The transformation developed through the department leaders, who handpicked team members, making sure the team reflected different age groups and behaviors. Everyone got a brief training on the agile concept.
The team applied Scrum – an agile methodology developed by the tech industry for rapid, iterative software development with a “test and learn” mindset. It adopted one-week “sprints” to identify high-value process improvements in the plants, and each week, it held reviews with internal business customers to iterate end products. Accountability was instilled through complete team ownership of the project and peer pressure. Plus, the team got instant feedback about performance.
This was also essential to meet the team’s personal needs. They were used to working independently with vastly differing schedules.
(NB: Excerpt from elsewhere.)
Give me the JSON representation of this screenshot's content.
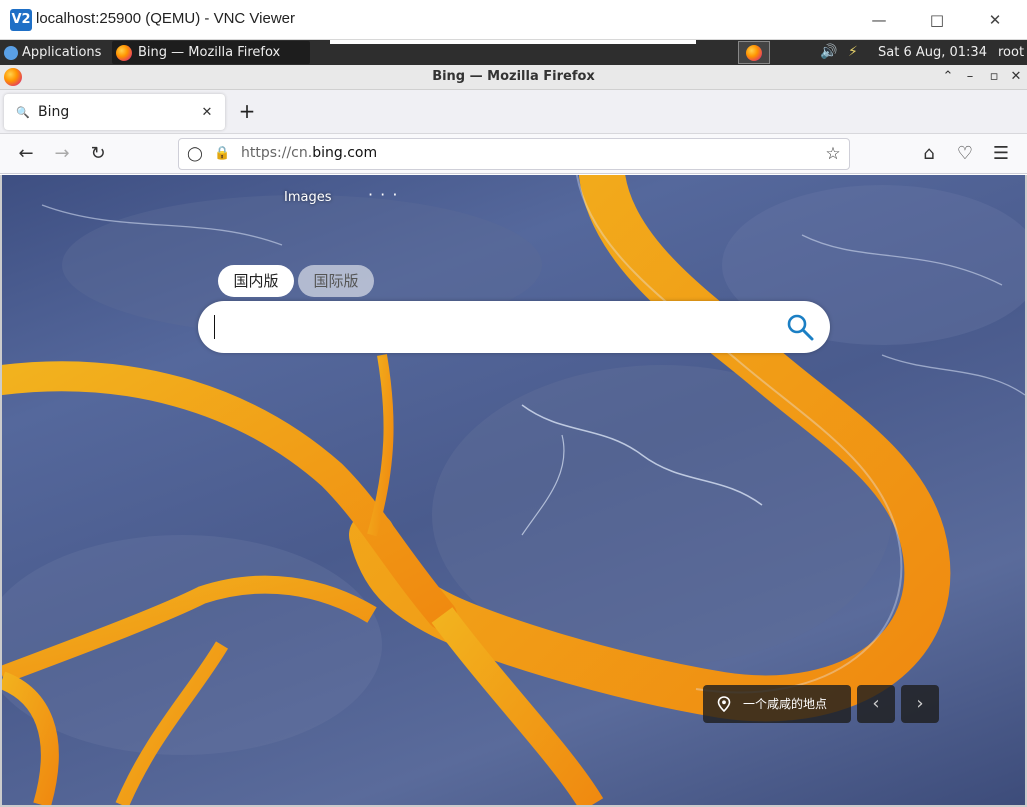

We set a 9 a.m. to 3 p.m. schedule for Monday to Thursday to account for personal needs such as child drop-off and pick-up, and Friday was open for them to handle non-project related work. But importantly, during 9 a.m. to 3 p.m. Monday to Thursday, they were 100 percent dedicated to the Scrum team with no exceptions.
Of course, challenges exist that can stymie success. Principally, leaders and employees must develop new mindsets and capabilities that can differ markedly from before. And leaders must manage on output – defining the goal – rather than input, or giving the task.
Highly agile leaders and teams realize that change is constant and adopting to a turbulent global environment is part of the future. Understanding the realities that organizations need to adapt again and again means having intentional, proactive approaches to change. Continually scanning the organization’s environment, viewing challenges with fresh eyes and a willingness to rethink past assumptions, is the path forward to future success.